SUPPLIED ENTRIES
*** Block opens ***
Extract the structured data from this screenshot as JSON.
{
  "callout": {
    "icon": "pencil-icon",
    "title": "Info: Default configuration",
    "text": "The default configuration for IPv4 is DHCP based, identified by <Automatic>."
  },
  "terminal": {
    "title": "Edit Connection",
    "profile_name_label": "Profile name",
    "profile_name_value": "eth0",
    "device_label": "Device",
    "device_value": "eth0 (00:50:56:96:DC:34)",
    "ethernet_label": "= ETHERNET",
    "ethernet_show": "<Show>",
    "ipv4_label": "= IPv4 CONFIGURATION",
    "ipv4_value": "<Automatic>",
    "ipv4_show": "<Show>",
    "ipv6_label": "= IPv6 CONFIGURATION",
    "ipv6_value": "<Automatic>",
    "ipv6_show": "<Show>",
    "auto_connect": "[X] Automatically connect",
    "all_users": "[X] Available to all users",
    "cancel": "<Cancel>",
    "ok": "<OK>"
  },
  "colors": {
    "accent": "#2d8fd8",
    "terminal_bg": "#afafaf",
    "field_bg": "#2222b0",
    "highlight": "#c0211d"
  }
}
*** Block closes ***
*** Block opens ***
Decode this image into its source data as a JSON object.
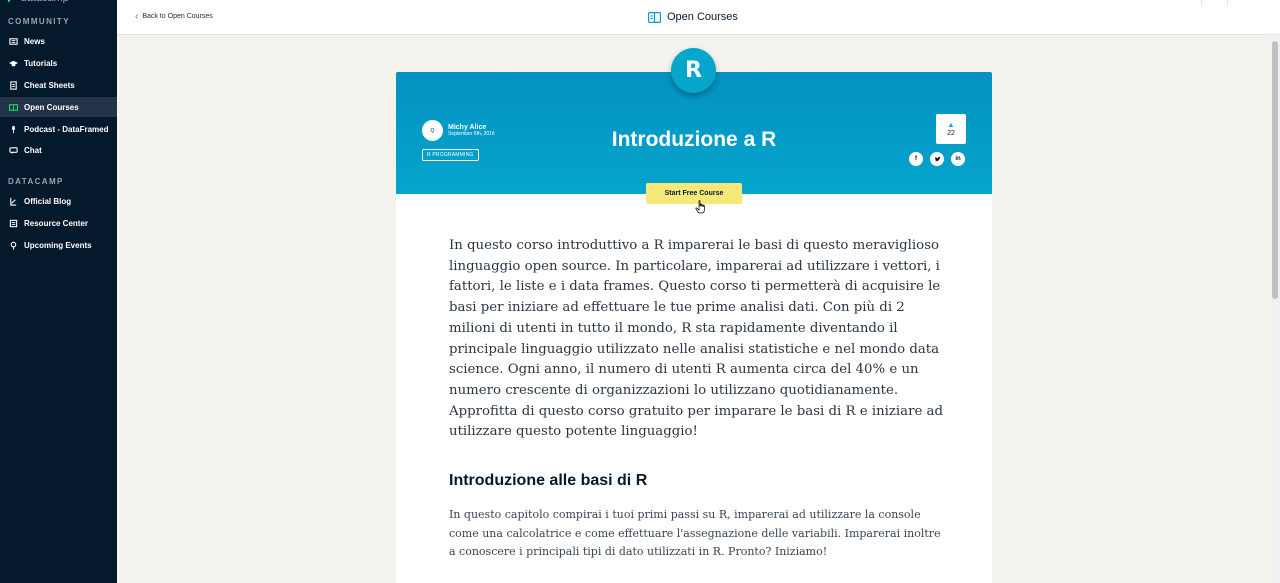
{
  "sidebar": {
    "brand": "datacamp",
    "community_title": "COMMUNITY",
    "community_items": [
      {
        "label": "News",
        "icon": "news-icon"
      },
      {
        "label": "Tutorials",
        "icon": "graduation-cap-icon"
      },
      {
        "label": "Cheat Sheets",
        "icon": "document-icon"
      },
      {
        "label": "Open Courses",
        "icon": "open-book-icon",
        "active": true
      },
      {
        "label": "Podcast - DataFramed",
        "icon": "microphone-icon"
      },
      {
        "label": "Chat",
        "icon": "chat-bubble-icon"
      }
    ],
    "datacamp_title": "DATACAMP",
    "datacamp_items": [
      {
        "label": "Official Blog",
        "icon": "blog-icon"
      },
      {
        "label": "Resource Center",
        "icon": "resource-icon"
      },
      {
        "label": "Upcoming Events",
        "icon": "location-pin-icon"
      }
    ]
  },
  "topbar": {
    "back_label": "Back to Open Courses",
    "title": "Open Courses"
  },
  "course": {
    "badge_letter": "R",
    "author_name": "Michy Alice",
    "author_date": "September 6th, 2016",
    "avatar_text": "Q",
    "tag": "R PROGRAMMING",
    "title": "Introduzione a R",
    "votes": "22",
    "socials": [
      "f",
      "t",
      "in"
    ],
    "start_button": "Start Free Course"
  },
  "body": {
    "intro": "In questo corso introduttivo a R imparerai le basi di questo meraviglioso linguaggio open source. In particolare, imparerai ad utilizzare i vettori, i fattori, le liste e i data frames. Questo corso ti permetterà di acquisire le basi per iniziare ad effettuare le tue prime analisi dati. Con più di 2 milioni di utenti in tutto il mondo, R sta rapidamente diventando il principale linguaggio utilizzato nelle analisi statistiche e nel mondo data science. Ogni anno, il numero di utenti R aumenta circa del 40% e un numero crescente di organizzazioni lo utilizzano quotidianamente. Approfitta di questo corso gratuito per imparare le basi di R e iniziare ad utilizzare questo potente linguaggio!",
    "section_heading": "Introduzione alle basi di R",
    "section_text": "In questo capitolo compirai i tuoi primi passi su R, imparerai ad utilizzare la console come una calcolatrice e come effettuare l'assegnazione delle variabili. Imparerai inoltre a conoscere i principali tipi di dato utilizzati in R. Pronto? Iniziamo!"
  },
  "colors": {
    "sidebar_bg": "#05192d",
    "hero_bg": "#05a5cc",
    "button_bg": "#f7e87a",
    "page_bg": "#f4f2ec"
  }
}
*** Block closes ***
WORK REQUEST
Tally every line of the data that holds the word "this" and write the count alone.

TASK SOLUTION
2